Task goal:
Extract, from the records beneath this instruction, each line that contains the word "amount".

Information:
**********

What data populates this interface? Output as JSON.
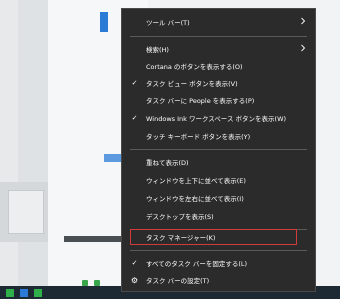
{
  "context_menu": {
    "items": [
      {
        "label": "ツール バー(T)",
        "checked": false,
        "submenu": true
      },
      {
        "label": "検索(H)",
        "checked": false,
        "submenu": true
      },
      {
        "label": "Cortana のボタンを表示する(O)",
        "checked": false,
        "submenu": false
      },
      {
        "label": "タスク ビュー ボタンを表示(V)",
        "checked": true,
        "submenu": false
      },
      {
        "label": "タスク バーに People を表示する(P)",
        "checked": false,
        "submenu": false
      },
      {
        "label": "Windows Ink ワークスペース ボタンを表示(W)",
        "checked": true,
        "submenu": false
      },
      {
        "label": "タッチ キーボード ボタンを表示(Y)",
        "checked": false,
        "submenu": false
      },
      {
        "label": "重ねて表示(D)",
        "checked": false,
        "submenu": false
      },
      {
        "label": "ウィンドウを上下に並べて表示(E)",
        "checked": false,
        "submenu": false
      },
      {
        "label": "ウィンドウを左右に並べて表示(I)",
        "checked": false,
        "submenu": false
      },
      {
        "label": "デスクトップを表示(S)",
        "checked": false,
        "submenu": false
      },
      {
        "label": "タスク マネージャー(K)",
        "checked": false,
        "submenu": false,
        "highlighted": true
      },
      {
        "label": "すべてのタスク バーを固定する(L)",
        "checked": true,
        "submenu": false
      },
      {
        "label": "タスク バーの設定(T)",
        "checked": false,
        "submenu": false,
        "icon": "gear-icon"
      }
    ],
    "check_glyph": "✓",
    "arrow_glyph": "›",
    "gear_glyph": "⚙",
    "colors": {
      "menu_bg": "#2b2b2b",
      "text": "#ffffff",
      "separator": "#5a5a5a",
      "highlight_border": "#d03c3c"
    }
  },
  "taskbar": {
    "icons": [
      "green-app-icon",
      "blue-app-icon",
      "green-app-icon"
    ]
  }
}
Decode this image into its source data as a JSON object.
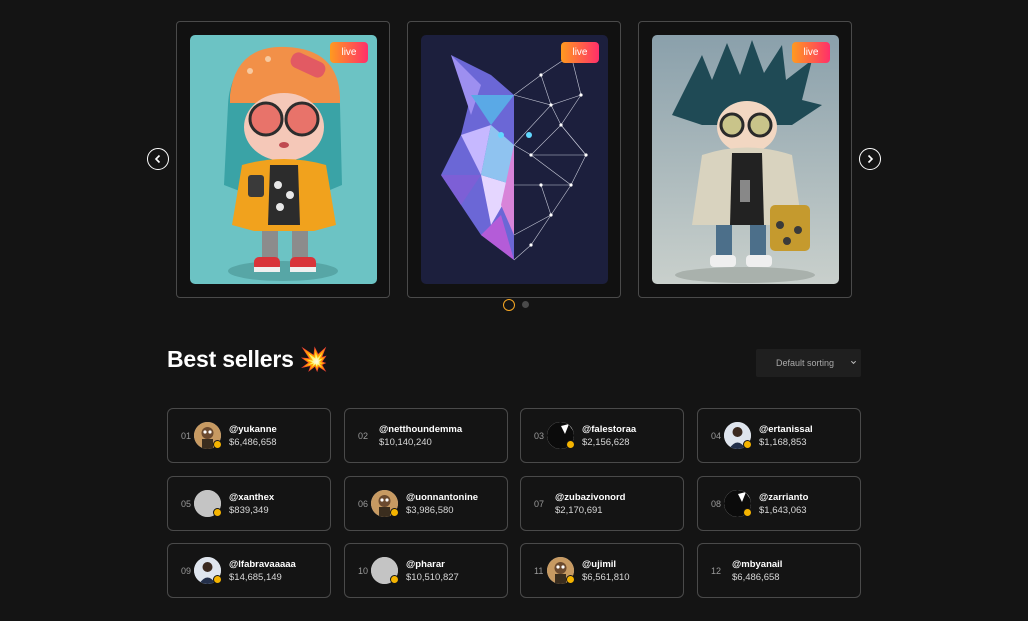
{
  "carousel": {
    "cards": [
      {
        "badge": "live",
        "art": "girl-figure-art"
      },
      {
        "badge": "live",
        "art": "wolf-polygon-art"
      },
      {
        "badge": "live",
        "art": "punk-boy-art"
      }
    ],
    "prev_icon": "chevron-left-icon",
    "next_icon": "chevron-right-icon",
    "dots": 2,
    "active_dot": 1
  },
  "best_sellers": {
    "title": "Best sellers 💥",
    "sort_label": "Default sorting",
    "sellers": [
      {
        "rank": "01",
        "handle": "@yukanne",
        "amount": "$6,486,658",
        "avatar": "figure",
        "verified": true
      },
      {
        "rank": "02",
        "handle": "@netthoundemma",
        "amount": "$10,140,240",
        "avatar": "none",
        "verified": false
      },
      {
        "rank": "03",
        "handle": "@falestoraa",
        "amount": "$2,156,628",
        "avatar": "dark",
        "verified": true
      },
      {
        "rank": "04",
        "handle": "@ertanissal",
        "amount": "$1,168,853",
        "avatar": "person",
        "verified": true
      },
      {
        "rank": "05",
        "handle": "@xanthex",
        "amount": "$839,349",
        "avatar": "grey",
        "verified": true
      },
      {
        "rank": "06",
        "handle": "@uonnantonine",
        "amount": "$3,986,580",
        "avatar": "figure",
        "verified": true
      },
      {
        "rank": "07",
        "handle": "@zubazivonord",
        "amount": "$2,170,691",
        "avatar": "none",
        "verified": false
      },
      {
        "rank": "08",
        "handle": "@zarrianto",
        "amount": "$1,643,063",
        "avatar": "dark",
        "verified": true
      },
      {
        "rank": "09",
        "handle": "@lfabravaaaaa",
        "amount": "$14,685,149",
        "avatar": "person",
        "verified": true
      },
      {
        "rank": "10",
        "handle": "@pharar",
        "amount": "$10,510,827",
        "avatar": "grey",
        "verified": true
      },
      {
        "rank": "11",
        "handle": "@ujimil",
        "amount": "$6,561,810",
        "avatar": "figure",
        "verified": true
      },
      {
        "rank": "12",
        "handle": "@mbyanail",
        "amount": "$6,486,658",
        "avatar": "none",
        "verified": false
      }
    ]
  },
  "colors": {
    "accent": "#f5a623",
    "live_from": "#ff9a1f",
    "live_to": "#ff2f6a",
    "background": "#141414"
  }
}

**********

Your response:
        "amount": "$6,486,658",
        "amount": "$10,140,240",
        "amount": "$2,156,628",
        "amount": "$1,168,853",
        "amount": "$839,349",
        "amount": "$3,986,580",
        "amount": "$2,170,691",
        "amount": "$1,643,063",
        "amount": "$14,685,149",
        "amount": "$10,510,827",
        "amount": "$6,561,810",
        "amount": "$6,486,658",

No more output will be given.